Seekest thou great things for thyself? Seek them not.
I heard this verse mentioned by Tim Keller in a sermon. What does it mean?
There is certainly a strain of thought in the Bible about being excellent at what you do. You should seek great things in one sense. This verse provides the contrast that gives us a more complete understanding.
The more straightforward point is that ambition that has to do with only us (our plans, our goals, our success) should be renounced. It goes against the grain of serving others and God. Our plans, goals, and successes should be connected to God’s plan. Perhaps a more subtle point, it seems to me, is that we should be willing to sacrifice even good ambition for the sake of God’s larger plan.
An analogy: say we are on a basketball team. It is obvious that we should work with the team towards the goal of the coach, and therefore of the whole team. To be selfish about our goals to the detriment of the team is straightforwardly dysfunctional.
What about if we are playing one position and focusing on being the best we can be in order to support the team. That’s good. But what if the coach says that we should learn a different position. What if he says he wants us to play on another team, perhaps even another sport?
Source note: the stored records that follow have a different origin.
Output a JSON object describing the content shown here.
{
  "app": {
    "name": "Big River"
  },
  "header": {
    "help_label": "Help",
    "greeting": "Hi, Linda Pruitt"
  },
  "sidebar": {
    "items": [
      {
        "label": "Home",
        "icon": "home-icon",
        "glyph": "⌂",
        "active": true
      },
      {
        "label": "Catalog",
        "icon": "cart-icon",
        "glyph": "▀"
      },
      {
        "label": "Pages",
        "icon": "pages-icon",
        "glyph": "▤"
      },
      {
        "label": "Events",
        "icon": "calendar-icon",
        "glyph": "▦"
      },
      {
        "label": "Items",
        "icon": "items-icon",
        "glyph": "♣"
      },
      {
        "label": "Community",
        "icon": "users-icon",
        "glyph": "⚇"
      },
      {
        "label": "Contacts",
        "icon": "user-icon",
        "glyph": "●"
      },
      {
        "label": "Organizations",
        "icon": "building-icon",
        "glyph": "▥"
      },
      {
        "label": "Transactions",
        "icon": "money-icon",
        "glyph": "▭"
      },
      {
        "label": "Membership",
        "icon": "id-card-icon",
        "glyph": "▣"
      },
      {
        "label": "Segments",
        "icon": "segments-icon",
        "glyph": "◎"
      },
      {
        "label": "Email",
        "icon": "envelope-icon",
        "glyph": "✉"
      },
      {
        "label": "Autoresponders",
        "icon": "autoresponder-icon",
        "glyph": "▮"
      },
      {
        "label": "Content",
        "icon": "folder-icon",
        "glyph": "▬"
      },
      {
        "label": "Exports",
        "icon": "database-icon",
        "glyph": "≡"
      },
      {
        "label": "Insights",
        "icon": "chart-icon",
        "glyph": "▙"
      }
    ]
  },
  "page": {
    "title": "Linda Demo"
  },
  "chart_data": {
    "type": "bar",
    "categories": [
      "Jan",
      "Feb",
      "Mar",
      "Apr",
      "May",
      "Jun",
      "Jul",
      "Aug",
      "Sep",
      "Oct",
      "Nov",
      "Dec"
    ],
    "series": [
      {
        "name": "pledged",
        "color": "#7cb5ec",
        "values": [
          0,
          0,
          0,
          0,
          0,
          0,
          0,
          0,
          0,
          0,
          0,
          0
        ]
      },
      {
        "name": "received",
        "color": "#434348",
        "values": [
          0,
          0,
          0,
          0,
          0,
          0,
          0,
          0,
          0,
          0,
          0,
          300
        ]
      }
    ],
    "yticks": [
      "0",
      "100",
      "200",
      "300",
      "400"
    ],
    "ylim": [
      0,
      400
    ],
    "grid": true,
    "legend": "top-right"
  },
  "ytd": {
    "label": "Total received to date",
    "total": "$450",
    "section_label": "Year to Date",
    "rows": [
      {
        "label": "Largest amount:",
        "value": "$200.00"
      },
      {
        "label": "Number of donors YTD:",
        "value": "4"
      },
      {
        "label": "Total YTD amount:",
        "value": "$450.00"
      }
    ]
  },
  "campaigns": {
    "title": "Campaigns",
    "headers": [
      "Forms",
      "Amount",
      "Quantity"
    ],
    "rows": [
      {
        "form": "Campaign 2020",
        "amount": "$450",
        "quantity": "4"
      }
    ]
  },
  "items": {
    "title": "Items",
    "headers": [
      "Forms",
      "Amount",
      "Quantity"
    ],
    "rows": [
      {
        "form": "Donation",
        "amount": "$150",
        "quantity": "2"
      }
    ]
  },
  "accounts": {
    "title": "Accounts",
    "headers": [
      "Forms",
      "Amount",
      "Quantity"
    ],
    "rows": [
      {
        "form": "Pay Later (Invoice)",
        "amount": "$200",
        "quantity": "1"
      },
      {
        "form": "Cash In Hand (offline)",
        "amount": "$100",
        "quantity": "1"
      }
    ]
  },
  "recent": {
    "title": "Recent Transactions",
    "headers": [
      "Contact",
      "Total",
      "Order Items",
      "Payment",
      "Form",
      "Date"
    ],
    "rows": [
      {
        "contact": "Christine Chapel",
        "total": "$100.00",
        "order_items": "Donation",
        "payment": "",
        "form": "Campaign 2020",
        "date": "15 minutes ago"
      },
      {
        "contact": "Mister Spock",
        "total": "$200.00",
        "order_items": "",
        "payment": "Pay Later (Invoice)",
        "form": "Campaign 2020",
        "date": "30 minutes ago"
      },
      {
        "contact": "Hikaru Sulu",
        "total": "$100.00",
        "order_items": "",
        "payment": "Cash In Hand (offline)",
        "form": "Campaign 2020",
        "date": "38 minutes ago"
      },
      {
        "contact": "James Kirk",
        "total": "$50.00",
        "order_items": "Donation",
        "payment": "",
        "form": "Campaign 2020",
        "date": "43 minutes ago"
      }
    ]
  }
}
To me the heart of this verse is humble submission to the Lord, saying “Your will be done.” Certainly, it seems that if we are doing the best we can to serve and love God, we are doing right. I think the truth that this verse describes is if God teaches us something new he wants us to do, we need to be ready to listen and obey to that as well.